*** Begin section ***

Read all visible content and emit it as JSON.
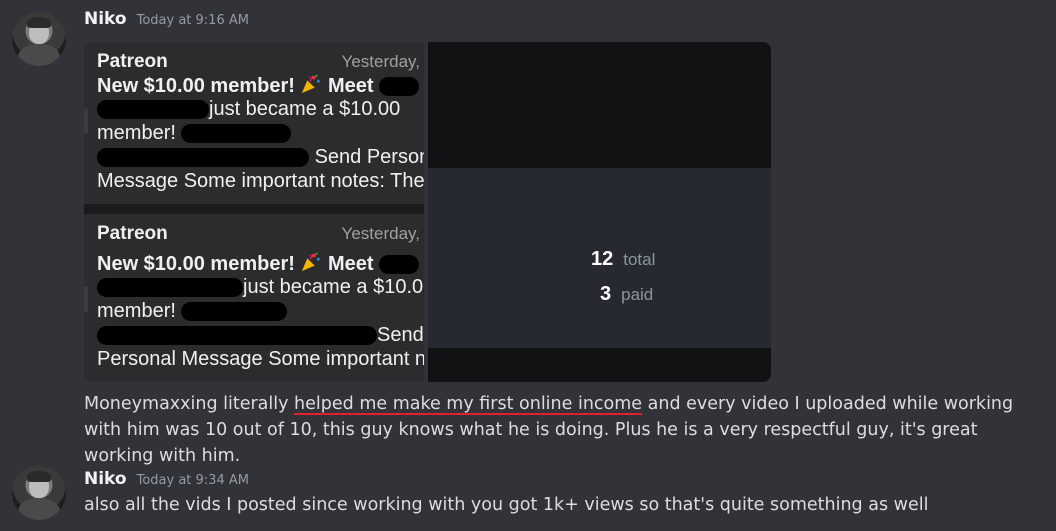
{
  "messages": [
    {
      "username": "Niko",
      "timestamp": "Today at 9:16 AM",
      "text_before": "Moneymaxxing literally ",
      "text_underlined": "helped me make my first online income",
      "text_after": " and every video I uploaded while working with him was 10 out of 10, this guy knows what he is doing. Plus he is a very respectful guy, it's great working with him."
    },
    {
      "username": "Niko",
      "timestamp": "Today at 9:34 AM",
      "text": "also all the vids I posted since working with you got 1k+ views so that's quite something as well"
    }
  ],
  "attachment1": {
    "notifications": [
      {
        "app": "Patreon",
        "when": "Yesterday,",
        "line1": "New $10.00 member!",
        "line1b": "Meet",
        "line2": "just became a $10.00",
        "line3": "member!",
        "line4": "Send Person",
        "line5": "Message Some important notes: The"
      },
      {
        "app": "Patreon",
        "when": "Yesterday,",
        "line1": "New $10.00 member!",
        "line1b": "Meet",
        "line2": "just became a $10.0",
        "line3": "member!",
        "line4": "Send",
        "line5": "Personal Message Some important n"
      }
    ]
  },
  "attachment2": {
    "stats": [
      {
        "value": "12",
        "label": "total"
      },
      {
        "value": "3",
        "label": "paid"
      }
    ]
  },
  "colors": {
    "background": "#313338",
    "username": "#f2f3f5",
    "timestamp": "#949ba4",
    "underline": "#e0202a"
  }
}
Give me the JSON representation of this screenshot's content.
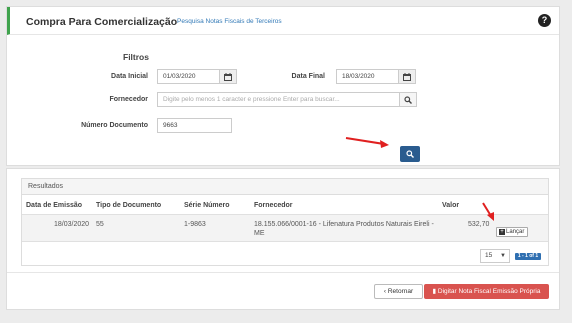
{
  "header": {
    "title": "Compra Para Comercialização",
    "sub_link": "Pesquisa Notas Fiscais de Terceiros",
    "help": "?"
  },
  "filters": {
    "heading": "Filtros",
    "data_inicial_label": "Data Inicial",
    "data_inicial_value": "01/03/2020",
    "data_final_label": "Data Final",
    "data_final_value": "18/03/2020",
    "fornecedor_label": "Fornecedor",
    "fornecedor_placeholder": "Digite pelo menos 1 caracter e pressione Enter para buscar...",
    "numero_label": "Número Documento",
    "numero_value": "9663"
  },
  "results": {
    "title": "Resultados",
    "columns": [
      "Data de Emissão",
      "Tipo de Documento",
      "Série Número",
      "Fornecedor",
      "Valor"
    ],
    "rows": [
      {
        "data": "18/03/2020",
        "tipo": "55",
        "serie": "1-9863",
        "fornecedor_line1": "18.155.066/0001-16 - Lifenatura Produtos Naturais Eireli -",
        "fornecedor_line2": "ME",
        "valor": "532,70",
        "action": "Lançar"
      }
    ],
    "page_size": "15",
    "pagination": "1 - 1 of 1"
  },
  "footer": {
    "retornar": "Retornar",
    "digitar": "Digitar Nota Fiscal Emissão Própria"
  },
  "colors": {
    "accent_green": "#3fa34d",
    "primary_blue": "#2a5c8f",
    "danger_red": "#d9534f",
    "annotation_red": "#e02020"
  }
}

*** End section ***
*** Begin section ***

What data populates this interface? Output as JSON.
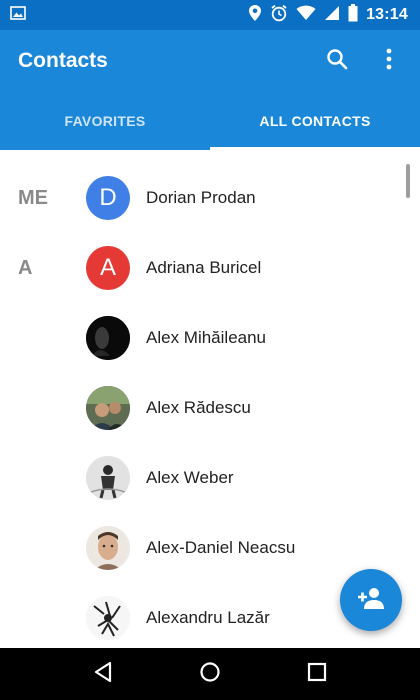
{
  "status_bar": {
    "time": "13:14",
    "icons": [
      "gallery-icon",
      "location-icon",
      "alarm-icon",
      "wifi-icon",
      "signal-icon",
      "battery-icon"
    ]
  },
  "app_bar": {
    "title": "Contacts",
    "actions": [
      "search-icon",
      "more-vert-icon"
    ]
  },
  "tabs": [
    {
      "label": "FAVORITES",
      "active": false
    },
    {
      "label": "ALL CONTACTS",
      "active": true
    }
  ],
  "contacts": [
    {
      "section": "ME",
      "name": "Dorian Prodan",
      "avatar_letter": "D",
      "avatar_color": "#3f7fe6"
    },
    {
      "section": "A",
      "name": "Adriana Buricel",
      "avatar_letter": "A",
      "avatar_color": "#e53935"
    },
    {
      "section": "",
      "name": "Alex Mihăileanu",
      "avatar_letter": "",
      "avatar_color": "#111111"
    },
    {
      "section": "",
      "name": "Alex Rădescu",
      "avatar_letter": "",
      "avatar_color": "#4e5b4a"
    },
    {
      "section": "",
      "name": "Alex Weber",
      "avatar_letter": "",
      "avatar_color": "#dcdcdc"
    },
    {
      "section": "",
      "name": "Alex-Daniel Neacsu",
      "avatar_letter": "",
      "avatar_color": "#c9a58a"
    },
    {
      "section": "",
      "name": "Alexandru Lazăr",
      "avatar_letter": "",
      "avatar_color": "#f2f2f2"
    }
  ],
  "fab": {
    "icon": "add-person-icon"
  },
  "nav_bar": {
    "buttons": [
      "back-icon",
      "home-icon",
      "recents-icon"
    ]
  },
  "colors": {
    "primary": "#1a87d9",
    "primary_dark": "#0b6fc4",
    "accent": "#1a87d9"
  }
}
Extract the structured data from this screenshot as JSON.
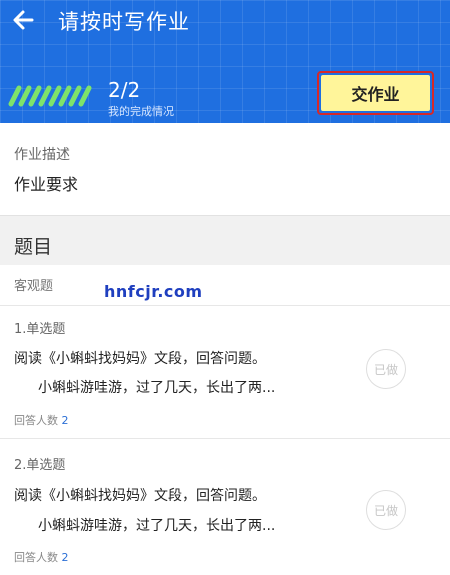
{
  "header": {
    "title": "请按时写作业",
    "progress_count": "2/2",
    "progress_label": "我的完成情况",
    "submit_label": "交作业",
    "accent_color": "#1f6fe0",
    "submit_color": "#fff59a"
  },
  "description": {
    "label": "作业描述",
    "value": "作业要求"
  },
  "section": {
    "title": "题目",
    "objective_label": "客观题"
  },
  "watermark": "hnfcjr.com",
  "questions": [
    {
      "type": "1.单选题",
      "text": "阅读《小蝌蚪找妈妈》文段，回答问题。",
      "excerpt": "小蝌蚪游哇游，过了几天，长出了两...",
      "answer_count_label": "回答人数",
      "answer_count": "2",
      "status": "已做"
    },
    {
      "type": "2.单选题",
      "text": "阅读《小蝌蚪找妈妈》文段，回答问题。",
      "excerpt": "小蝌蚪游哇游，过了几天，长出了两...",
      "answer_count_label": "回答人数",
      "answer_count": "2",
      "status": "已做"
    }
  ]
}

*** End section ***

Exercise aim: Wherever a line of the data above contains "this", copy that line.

Written answer:
      "text_after": " and every video I uploaded while working with him was 10 out of 10, this guy knows what he is doing. Plus he is a very respectful guy, it's great working with him."
Give me the JSON representation of this screenshot's content.
What data populates this interface? Output as JSON.
Extract the structured data from this screenshot as JSON.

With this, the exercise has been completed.